[Activity] With pictures removed, output every record below exactly as written.

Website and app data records
******************************
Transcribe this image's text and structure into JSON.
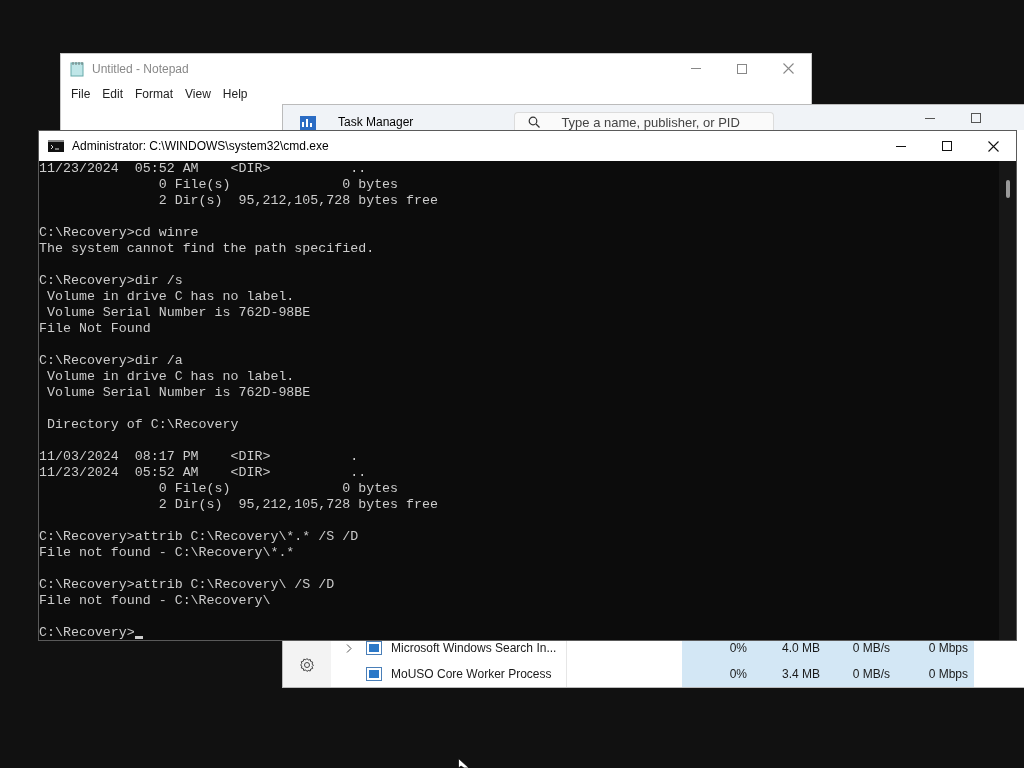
{
  "notepad": {
    "title": "Untitled - Notepad",
    "menu": [
      "File",
      "Edit",
      "Format",
      "View",
      "Help"
    ]
  },
  "task_manager": {
    "title": "Task Manager",
    "search": {
      "placeholder": "Type a name, publisher, or PID"
    },
    "processes": [
      {
        "name": "Microsoft Windows Search In...",
        "expandable": true,
        "cpu": "0%",
        "memory": "4.0 MB",
        "disk": "0 MB/s",
        "network": "0 Mbps"
      },
      {
        "name": "MoUSO Core Worker Process",
        "expandable": false,
        "cpu": "0%",
        "memory": "3.4 MB",
        "disk": "0 MB/s",
        "network": "0 Mbps"
      }
    ]
  },
  "command_prompt": {
    "title": "Administrator: C:\\WINDOWS\\system32\\cmd.exe",
    "blocks": [
      [
        "11/23/2024  05:52 AM    <DIR>          ..",
        "               0 File(s)              0 bytes",
        "               2 Dir(s)  95,212,105,728 bytes free"
      ],
      [
        "C:\\Recovery>cd winre",
        "The system cannot find the path specified."
      ],
      [
        "C:\\Recovery>dir /s",
        " Volume in drive C has no label.",
        " Volume Serial Number is 762D-98BE",
        "File Not Found"
      ],
      [
        "C:\\Recovery>dir /a",
        " Volume in drive C has no label.",
        " Volume Serial Number is 762D-98BE"
      ],
      [
        " Directory of C:\\Recovery"
      ],
      [
        "11/03/2024  08:17 PM    <DIR>          .",
        "11/23/2024  05:52 AM    <DIR>          ..",
        "               0 File(s)              0 bytes",
        "               2 Dir(s)  95,212,105,728 bytes free"
      ],
      [
        "C:\\Recovery>attrib C:\\Recovery\\*.* /S /D",
        "File not found - C:\\Recovery\\*.*"
      ],
      [
        "C:\\Recovery>attrib C:\\Recovery\\ /S /D",
        "File not found - C:\\Recovery\\"
      ]
    ],
    "prompt": "C:\\Recovery>"
  }
}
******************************
[Answer to this exercise]
Transcribe this image's text and structure into JSON.
{
  "notepad": {
    "title": "Untitled - Notepad",
    "menu": [
      "File",
      "Edit",
      "Format",
      "View",
      "Help"
    ]
  },
  "task_manager": {
    "title": "Task Manager",
    "search": {
      "placeholder": "Type a name, publisher, or PID"
    },
    "processes": [
      {
        "name": "Microsoft Windows Search In...",
        "expandable": true,
        "cpu": "0%",
        "memory": "4.0 MB",
        "disk": "0 MB/s",
        "network": "0 Mbps"
      },
      {
        "name": "MoUSO Core Worker Process",
        "expandable": false,
        "cpu": "0%",
        "memory": "3.4 MB",
        "disk": "0 MB/s",
        "network": "0 Mbps"
      }
    ]
  },
  "command_prompt": {
    "title": "Administrator: C:\\WINDOWS\\system32\\cmd.exe",
    "blocks": [
      [
        "11/23/2024  05:52 AM    <DIR>          ..",
        "               0 File(s)              0 bytes",
        "               2 Dir(s)  95,212,105,728 bytes free"
      ],
      [
        "C:\\Recovery>cd winre",
        "The system cannot find the path specified."
      ],
      [
        "C:\\Recovery>dir /s",
        " Volume in drive C has no label.",
        " Volume Serial Number is 762D-98BE",
        "File Not Found"
      ],
      [
        "C:\\Recovery>dir /a",
        " Volume in drive C has no label.",
        " Volume Serial Number is 762D-98BE"
      ],
      [
        " Directory of C:\\Recovery"
      ],
      [
        "11/03/2024  08:17 PM    <DIR>          .",
        "11/23/2024  05:52 AM    <DIR>          ..",
        "               0 File(s)              0 bytes",
        "               2 Dir(s)  95,212,105,728 bytes free"
      ],
      [
        "C:\\Recovery>attrib C:\\Recovery\\*.* /S /D",
        "File not found - C:\\Recovery\\*.*"
      ],
      [
        "C:\\Recovery>attrib C:\\Recovery\\ /S /D",
        "File not found - C:\\Recovery\\"
      ]
    ],
    "prompt": "C:\\Recovery>"
  }
}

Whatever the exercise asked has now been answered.